REQUIRED WORK: Extract the line that contains "Convert this screenshot" and every line after it through the end of the records below, exactly as written, leaving out any pictures.

DATA EXCERPTS:
- - -

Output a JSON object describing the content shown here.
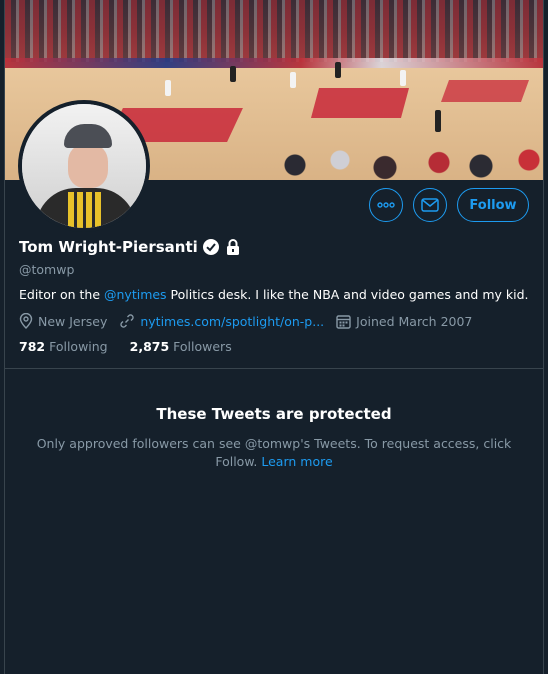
{
  "profile": {
    "name": "Tom Wright-Piersanti",
    "handle": "@tomwp",
    "bio": {
      "before": "Editor on the ",
      "mention": "@nytimes",
      "after": " Politics desk. I like the NBA and video games and my kid."
    },
    "location": "New Jersey",
    "website": "nytimes.com/spotlight/on-p...",
    "joined": "Joined March 2007",
    "following_count": "782",
    "following_label": "Following",
    "followers_count": "2,875",
    "followers_label": "Followers"
  },
  "actions": {
    "more_icon": "ooo",
    "message_icon": "envelope-icon",
    "follow_label": "Follow"
  },
  "protected": {
    "title": "These Tweets are protected",
    "body": "Only approved followers can see @tomwp's Tweets. To request access, click Follow.",
    "learn_more": "Learn more"
  },
  "colors": {
    "background": "#15202b",
    "accent": "#1d9bf0",
    "secondary_text": "#8899a6",
    "border": "#38444d"
  }
}
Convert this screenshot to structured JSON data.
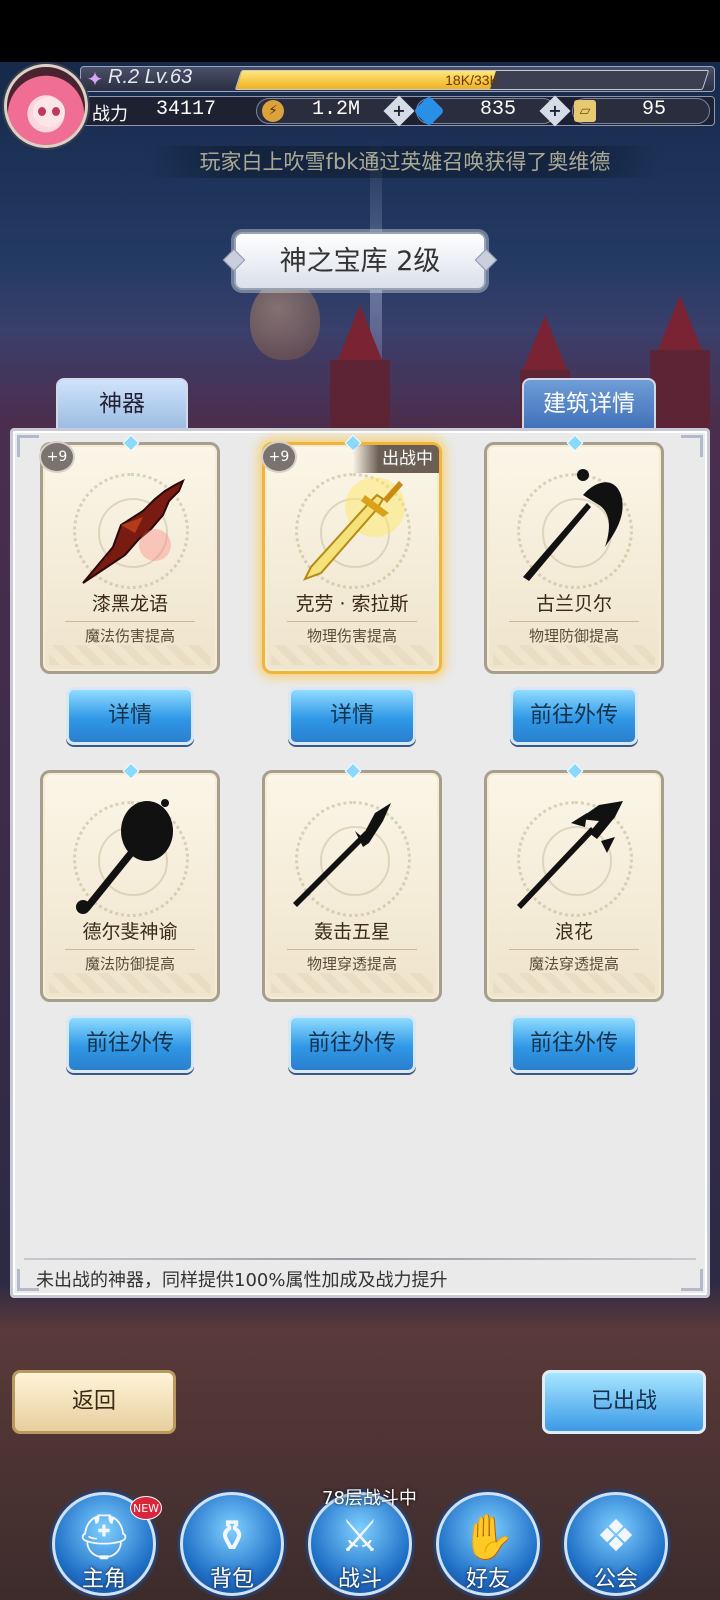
{
  "hud": {
    "level": "R.2 Lv.63",
    "exp_text": "18K/33K",
    "exp_progress": 0.545,
    "power_label": "战力",
    "power_value": "34117",
    "gold": "1.2M",
    "diamonds": "835",
    "tickets": "95"
  },
  "marquee": "玩家白上吹雪fbk通过英雄召唤获得了奥维德",
  "title": "神之宝库 2级",
  "tabs": {
    "artifact": "神器",
    "building": "建筑详情"
  },
  "cards": [
    {
      "name": "漆黑龙语",
      "desc": "魔法伤害提高",
      "plus": "+9",
      "button": "详情"
    },
    {
      "name": "克劳 · 索拉斯",
      "desc": "物理伤害提高",
      "plus": "+9",
      "status": "出战中",
      "button": "详情"
    },
    {
      "name": "古兰贝尔",
      "desc": "物理防御提高",
      "button": "前往外传"
    },
    {
      "name": "德尔斐神谕",
      "desc": "魔法防御提高",
      "button": "前往外传"
    },
    {
      "name": "轰击五星",
      "desc": "物理穿透提高",
      "button": "前往外传"
    },
    {
      "name": "浪花",
      "desc": "魔法穿透提高",
      "button": "前往外传"
    }
  ],
  "footer_note": "未出战的神器，同样提供100%属性加成及战力提升",
  "buttons": {
    "back": "返回",
    "deployed": "已出战"
  },
  "floor_status": "78层战斗中",
  "nav": {
    "new_badge": "NEW",
    "items": [
      {
        "label": "主角",
        "icon": "helmet-icon"
      },
      {
        "label": "背包",
        "icon": "backpack-icon"
      },
      {
        "label": "战斗",
        "icon": "crossed-swords-icon"
      },
      {
        "label": "好友",
        "icon": "handshake-icon"
      },
      {
        "label": "公会",
        "icon": "guild-crest-icon"
      }
    ]
  }
}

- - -

SOLUTION TO THIS EXERCISE:
Convert this screenshot to structured JSON data.
{
  "hud": {
    "level": "R.2 Lv.63",
    "exp_text": "18K/33K",
    "exp_progress": 0.545,
    "power_label": "战力",
    "power_value": "34117",
    "gold": "1.2M",
    "diamonds": "835",
    "tickets": "95"
  },
  "marquee": "玩家白上吹雪fbk通过英雄召唤获得了奥维德",
  "title": "神之宝库 2级",
  "tabs": {
    "artifact": "神器",
    "building": "建筑详情"
  },
  "cards": [
    {
      "name": "漆黑龙语",
      "desc": "魔法伤害提高",
      "plus": "+9",
      "button": "详情"
    },
    {
      "name": "克劳 · 索拉斯",
      "desc": "物理伤害提高",
      "plus": "+9",
      "status": "出战中",
      "button": "详情"
    },
    {
      "name": "古兰贝尔",
      "desc": "物理防御提高",
      "button": "前往外传"
    },
    {
      "name": "德尔斐神谕",
      "desc": "魔法防御提高",
      "button": "前往外传"
    },
    {
      "name": "轰击五星",
      "desc": "物理穿透提高",
      "button": "前往外传"
    },
    {
      "name": "浪花",
      "desc": "魔法穿透提高",
      "button": "前往外传"
    }
  ],
  "footer_note": "未出战的神器，同样提供100%属性加成及战力提升",
  "buttons": {
    "back": "返回",
    "deployed": "已出战"
  },
  "floor_status": "78层战斗中",
  "nav": {
    "new_badge": "NEW",
    "items": [
      {
        "label": "主角",
        "icon": "helmet-icon"
      },
      {
        "label": "背包",
        "icon": "backpack-icon"
      },
      {
        "label": "战斗",
        "icon": "crossed-swords-icon"
      },
      {
        "label": "好友",
        "icon": "handshake-icon"
      },
      {
        "label": "公会",
        "icon": "guild-crest-icon"
      }
    ]
  }
}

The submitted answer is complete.